WASHINGTON – The House passed Wednesday the For the People Act, which would provide sweeping reforms to protect voters’ rights, increase election security, mandate independent redistricting and more.
The For the People Act, also known as H.R. 1, was first introduced and passed in 2019 during the last Congress and reintroduced by Rep. John Sabranes, D-Md.
The bill passed 220-210, with one Democrat joining all voting Republicans to oppose the bill. Two Republicans did not vote.
In a statement, Sabranes said the “2020 election underscored the need for comprehensive, structural democracy reform. Americans across the country were forced to overcome rampant voter suppression, gerrymandering and a torrent of special-interest dark money just to exercise their vote and their voice in our democracy.”
The bill had no chance of becoming law when Republicans controlled the Senate, with then-Senate Majority Leader Mitch McConnell, R-Ky., calling it a “terrible bill” and not giving it any floor time. Now with a 50-50 Senate, and Senate Democrats in control, it has somewhat of a higher chance of making it to President Joe Biden’s desk.
However, it faces the prospect of a GOP filibuster, a congressional tactic that essentially requires 60 Senate votes.
Former President Donald Trump, speaking at the Conservative Political Action Conference on Sunday, called the bill a “disaster” and “monster.”
Here’s some of what the legislation would do:

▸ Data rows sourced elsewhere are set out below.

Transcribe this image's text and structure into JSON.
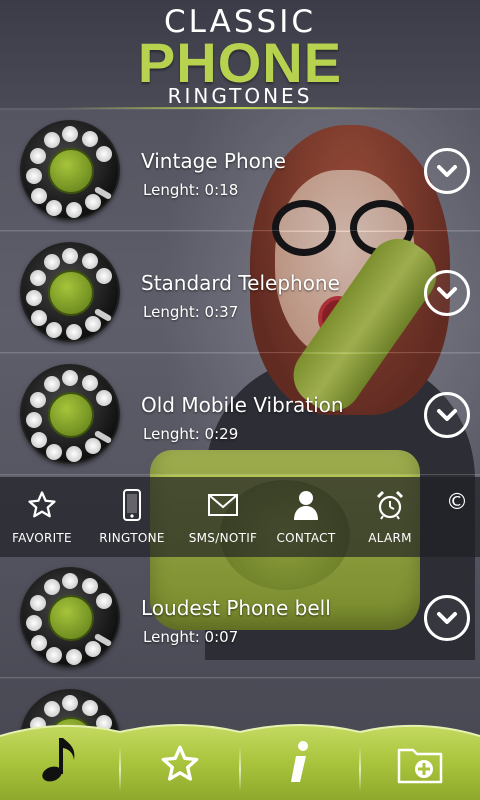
{
  "app": {
    "title_top": "CLASSIC",
    "title_main": "PHONE",
    "title_bottom": "RINGTONES"
  },
  "ringtones": [
    {
      "title": "Vintage Phone",
      "length": "Lenght: 0:18"
    },
    {
      "title": "Standard Telephone",
      "length": "Lenght: 0:37"
    },
    {
      "title": "Old Mobile Vibration",
      "length": "Lenght: 0:29"
    },
    {
      "title": "Loudest Phone bell",
      "length": "Lenght: 0:07"
    },
    {
      "title": "",
      "length": ""
    }
  ],
  "actions": [
    {
      "label": "FAVORITE",
      "icon": "star-outline-icon"
    },
    {
      "label": "RINGTONE",
      "icon": "smartphone-icon"
    },
    {
      "label": "SMS/NOTIF",
      "icon": "envelope-icon"
    },
    {
      "label": "CONTACT",
      "icon": "person-icon"
    },
    {
      "label": "ALARM",
      "icon": "alarm-clock-icon"
    }
  ],
  "copyright_symbol": "©",
  "bottom_nav": [
    {
      "icon": "music-note-icon"
    },
    {
      "icon": "star-icon"
    },
    {
      "icon": "info-icon"
    },
    {
      "icon": "add-folder-icon"
    }
  ],
  "colors": {
    "accent_green": "#b7d24f",
    "nav_green": "#a9c43c",
    "bar_dark": "#2a2a33"
  }
}
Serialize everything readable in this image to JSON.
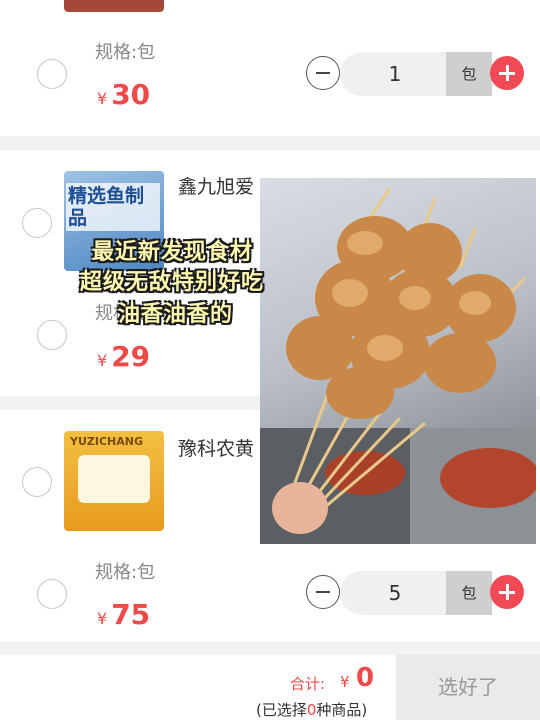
{
  "items": [
    {
      "spec": "规格:包",
      "currency": "¥",
      "price": "30",
      "qty": "1",
      "unit": "包"
    },
    {
      "title": "鑫九旭爱",
      "thumb_text": "精选鱼制品",
      "spec": "规格:包",
      "currency": "¥",
      "price": "29"
    },
    {
      "title": "豫科农黄",
      "thumb_text": "YUZICHANG",
      "spec": "规格:包",
      "currency": "¥",
      "price": "75",
      "qty": "5",
      "unit": "包"
    }
  ],
  "overlay": {
    "captions": [
      "最近新发现食材",
      "超级无敌特别好吃",
      "油香油香的"
    ]
  },
  "footer": {
    "total_label": "合计:",
    "currency": "¥",
    "total_value": "0",
    "selected_prefix": "(已选择",
    "selected_count": "0",
    "selected_suffix": "种商品)",
    "done_label": "选好了"
  },
  "colors": {
    "accent": "#ef4a4a",
    "plus_button": "#f24a55",
    "background": "#f2f2f2"
  }
}
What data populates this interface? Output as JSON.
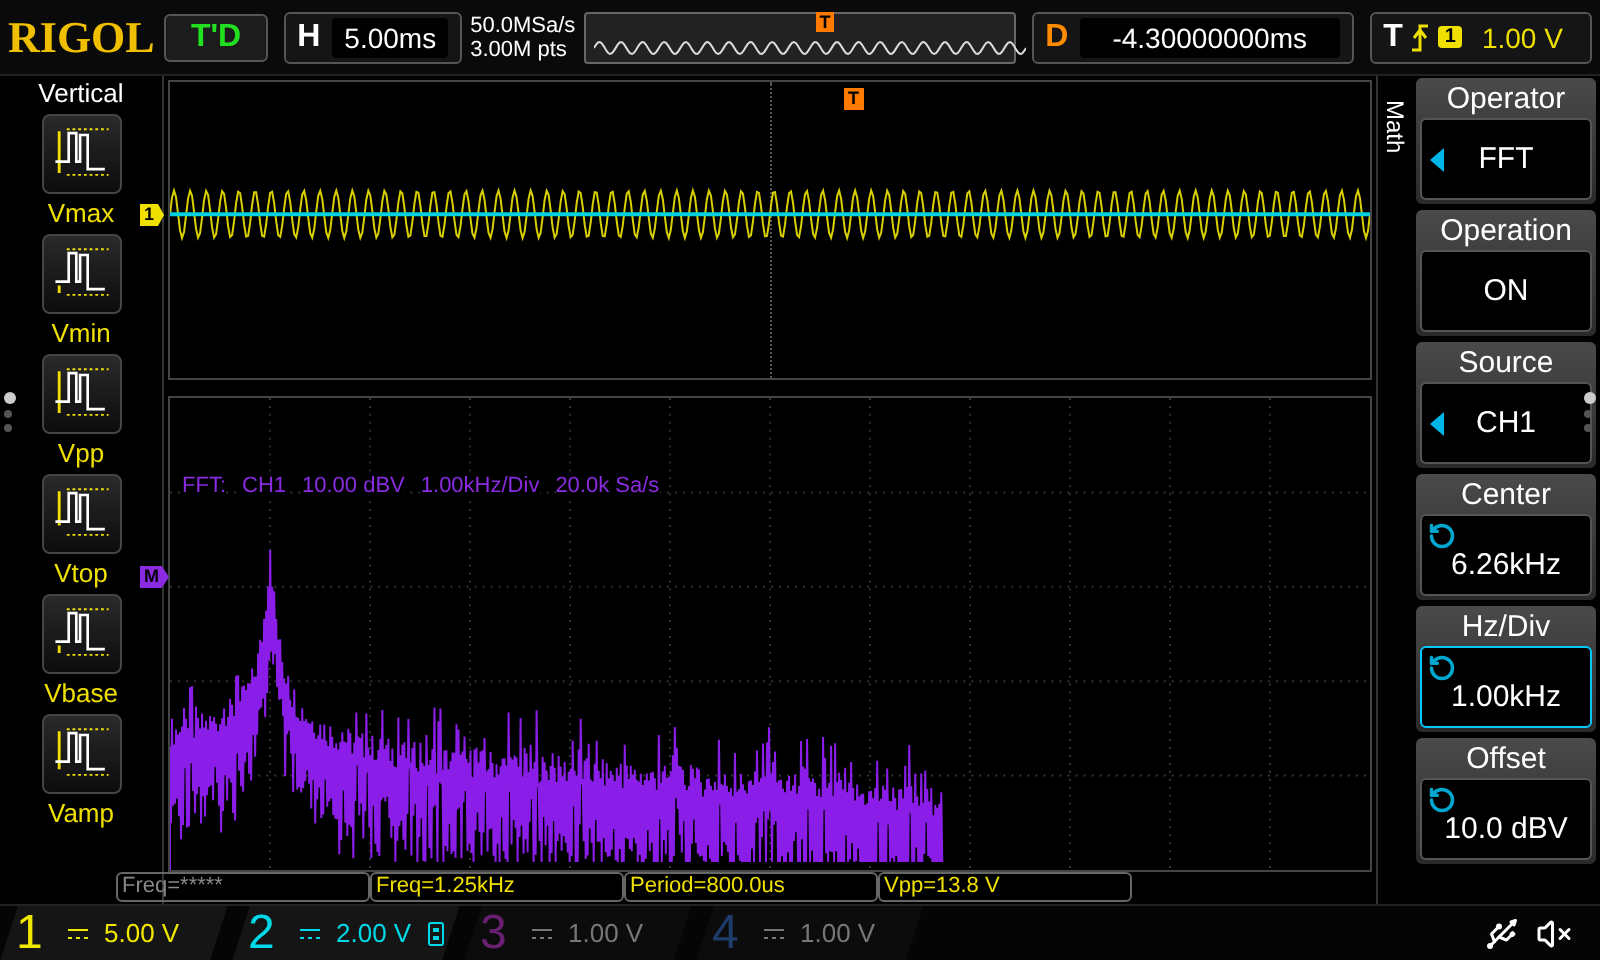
{
  "brand": "RIGOL",
  "run_state": "T'D",
  "timebase": {
    "label": "H",
    "value": "5.00ms"
  },
  "acquisition": {
    "sample_rate": "50.0MSa/s",
    "memory_depth": "3.00M pts"
  },
  "overview": {
    "trigger_label": "T"
  },
  "delay": {
    "label": "D",
    "value": "-4.30000000ms"
  },
  "trigger": {
    "label": "T",
    "source": "1",
    "level": "1.00 V"
  },
  "left_menu": {
    "title": "Vertical",
    "items": [
      {
        "label": "Vmax",
        "kind": "max"
      },
      {
        "label": "Vmin",
        "kind": "min"
      },
      {
        "label": "Vpp",
        "kind": "pp"
      },
      {
        "label": "Vtop",
        "kind": "top"
      },
      {
        "label": "Vbase",
        "kind": "base"
      },
      {
        "label": "Vamp",
        "kind": "amp"
      }
    ],
    "pages": [
      {
        "selected": true
      },
      {
        "selected": false
      },
      {
        "selected": false
      }
    ]
  },
  "waveform": {
    "trigger_label": "T",
    "channel_marker": "1"
  },
  "fft": {
    "marker": "M",
    "header": [
      "FFT:",
      "CH1",
      "10.00 dBV",
      "1.00kHz/Div",
      "20.0k Sa/s"
    ]
  },
  "side_tab": "Math",
  "right_menu": {
    "items": [
      {
        "title": "Operator",
        "value": "FFT",
        "kind": "arrow",
        "selected": false
      },
      {
        "title": "Operation",
        "value": "ON",
        "kind": "plain",
        "selected": false
      },
      {
        "title": "Source",
        "value": "CH1",
        "kind": "arrow",
        "selected": false
      },
      {
        "title": "Center",
        "value": "6.26kHz",
        "kind": "knob",
        "selected": false
      },
      {
        "title": "Hz/Div",
        "value": "1.00kHz",
        "kind": "knob",
        "selected": true
      },
      {
        "title": "Offset",
        "value": "10.0 dBV",
        "kind": "knob",
        "selected": false
      }
    ],
    "pages": [
      {
        "selected": true
      },
      {
        "selected": false
      },
      {
        "selected": false
      }
    ]
  },
  "measurements": [
    {
      "text": "Freq=*****",
      "disabled": true
    },
    {
      "text": "Freq=1.25kHz",
      "disabled": false
    },
    {
      "text": "Period=800.0us",
      "disabled": false
    },
    {
      "text": "Vpp=13.8 V",
      "disabled": false
    }
  ],
  "channels": [
    {
      "number": "1",
      "value": "5.00 V",
      "color": "#f0e800",
      "enabled": true,
      "bandwidth_limit": false
    },
    {
      "number": "2",
      "value": "2.00 V",
      "color": "#00d8e8",
      "enabled": true,
      "bandwidth_limit": true
    },
    {
      "number": "3",
      "value": "1.00 V",
      "color": "#6a2070",
      "enabled": false,
      "bandwidth_limit": false
    },
    {
      "number": "4",
      "value": "1.00 V",
      "color": "#1e3c6a",
      "enabled": false,
      "bandwidth_limit": false
    }
  ]
}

Expand the voting pool
The bill seeks to increase voter turnout by expanding early voting, lessening identification requirements, allowing same-day registration and requiring states to set up automatic registration for federal elections for eligible voters.
The legislation says, “States and localities have eroded access to the right to vote through restrictions on the right to vote including excessively onerous voter identification requirements, burdensome voter registration procedures, voter purges, limited and unequal access to voting by mail, polling place closures, unequal distribution of election resources, and other impediments.”
About 165 bills that would restrict voting have been introduced this year in 43 states this year, a nearly fivefold increase from the same period in 2020, according to the Brennan Center for Justice.
The legislation would work to combat some of these restrictions by also requiring states to establish electronic voter registration and permit voters to register on Election Day, which Republicans say would make verification harder and lead to increased fraud.
The bill additionally would require states to automatically register felons once they’ve completed their sentences.
The legislation also would expand voter access to absentee and mail-in voting, as well as set ground rules for how voters drop off their ballots, apply to vote-by-mail and more.
Voting by mail skyrocketed in the 2020 election as a result of the COVID-19 pandemic, and uncertainty about voting in person. Some Republicans, including Trump and members of his campaign, falsely alleged it led to voter fraud and his loss.
Mandate independent redistricting
The legislation would lessen the influence of gerrymandering and require states to establish a bipartisan independent commission to redraw their congressional districts every 10 years.
Currently, a majority of states rely on their state legislatures to draw congressional lines following the census, leading to districts being disproportionately drawn and protective of either party.
However, the redistricting reforms wouldn’t kick in until the 2030 Census, “pursuant to the” next “decennial census.”
Ensure voting rights
One provision in the bill would restrict voter-roll purges by states that civil rights groups say disproportionately affect minority and low-income residents.
Another of the bill’s many provisions calls for Congress to improve voting protections that civil rights groups say have been eroded, notably by a 2013 Supreme Court decision.
That ruling, in Shelby County (Alabama) v. Holder, threw out a section of the 1965 Voting Rights Act that required states and other jurisdictions with a history of voter discrimination to obtain “pre-clearance” from federal officials before making election changes.
The legislation would limit states from purging nonactive voters from their voter rolls without verifying they are ineligible from voting in that state.
The bill aims to make casting a ballot take 30 minutes or less.
During the 2020 primaries and general elections, voters in several states sometimes waited for hours to cast a vote.
It would give the Department of Justice more power to step in to enforce voting rights.
Requires presidential tax returns
Trump never released his tax returns while in office and fought bitter legal battles for years to keep his tax returns under wraps.
If the legislation becomes law, presidents, vice presidents and candidates for the White House would be required to release their annual tax filings. It also would require the president and the vice president to file a financial disclosure form within 30 days of taking office.
Increase election security
The legislation would increase the security of elections by requiring the use of paper ballots, encourage risk-limiting audits of the ballots and more.
It would also crack down on voter intimidation and the spread of disinformation, including the promotion of false information regarding the right to vote.
Contributing: Jeanine Santucci, Ledyard King, John Fritze